Instead of going back to art college, Daisy was inspired by her mother, an enthusiastic cook. She went to French cookery college to train as a chef, then worked at a haute cuisine restaurant in Bradford. During this time, Daisy married journalist Simon Hardy in 1994. She was delighted that her wedding day her mother and father were together for the first time since their divorce. 'It was fantastic to see them chortling together like old times.'

When Daisy and her husband moved back to London, she gave up her job as a chef and began to teach English as a foreign language. The marriage broke up in 1996 - something which Daisy feels unable talk about. But by this time she had also done what she refers to as some 'tentative exploration' with her art. 'I took a studio and started to paint more, still supporting myself with my teaching. When Dad died it spurred me on to do more so I could become an artist just as I'd always secretly wanted.'

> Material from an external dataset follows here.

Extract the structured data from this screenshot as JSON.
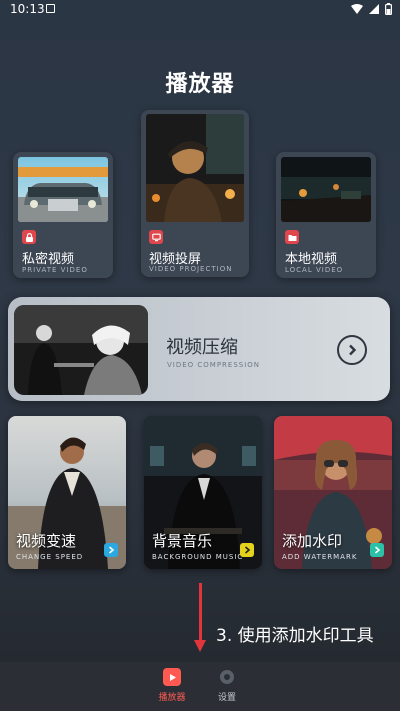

'There were a set of circumstances at that time which helped. I went to a friend's wedding in France and met an art dealer, who invited me to her gallery. When I showed her slides of my work, she offered me a show immediately. She didn't know I was Peter Cook's daughter, which was nice, particularly as Dad used to say: "I want my daughters to be known for what they do and what they are, not as Peter Cook's daughters." The show was virtually a sell-out, which gave me the confidence to give up the teaching.'

Apart from her work, her most treasured possession is a watercolour her father painted when he was about eight - one of the few items she inherited from Peter. His second marriage to actress Judy Huxtable failed and he later married Lin Chong, a property consultant and investor, who was his companion until he died.

Daisy enthuses about her first stepmother: 'Judy adored us both. She was playful with a wonderful sense of humour,' but she displays a diplomatic reticence regarding Lin. 'Grief does the most shocking things to people and they do things in a way they wouldn't normally behave. She's an extraordinary lady,' is all Daisy will say. 'It was hard to get to see my father towards the end. I don't want to dredge it all up. But the important thing is that I used to see him alone.'

When Cook collapsed at home he was transferred to the Royal Free Hospital in Hampstead, before dying of a gastro-intestinal haemorrhage. Daisy and her sister sneaked in to see him when Lin wasn't there. 'When he was in hospital we lived in the waiting room, so the nurses would tell us when we could go in and see him - which was when they knew she wasn't there.'

It was Lin who inherited a large part of Cook's estate. Lucy and Daisy were left their father's share in the family's Majorcan farmhouse where they had spent much of their childhood. Sadly, they had to sell it. 'We couldn't afford the repairs. It was terribly, terribly sad because we had so many happy family memories there,' she says. The whole inheritance saga has clearly been long, complicated and emotionally draining. Daisy will only say: 'Thankfully I've moved on.'

She is proud of her father's work, right up until the end of his life. 'I think he still had a lot of work left in him. He was really excited about different projects. I don't know what the cause of his drinking was. He kept himself very much together for our visits and I didn't see too much of him being out of control. That's probably because we are a proud family and like to keep the problems private. But at the end of his life I don't think he lost his will nor talent in terms of being funny. He was also very proud of my work and my biggest regret is that he didn't live to see my exhibitions.'

Red Earth is on at the Stephen Lacey Gallery,
1 Crawford Passage, Ray Street, London ECl D until June 8.
Tel: 020 7837 5507 for appointments after June 2.

© "Daily Mail Weekend magazine" May 26 2001

Return to >>> The Spiggott

 Have you joined the Peter Cook eMail List yet? If not, this could be your ideal opportunity. To see our page giving further details of the list, please select the link below (you will not leave this site).
 Peter Cook eMail List
I run ting, Anne T'ing.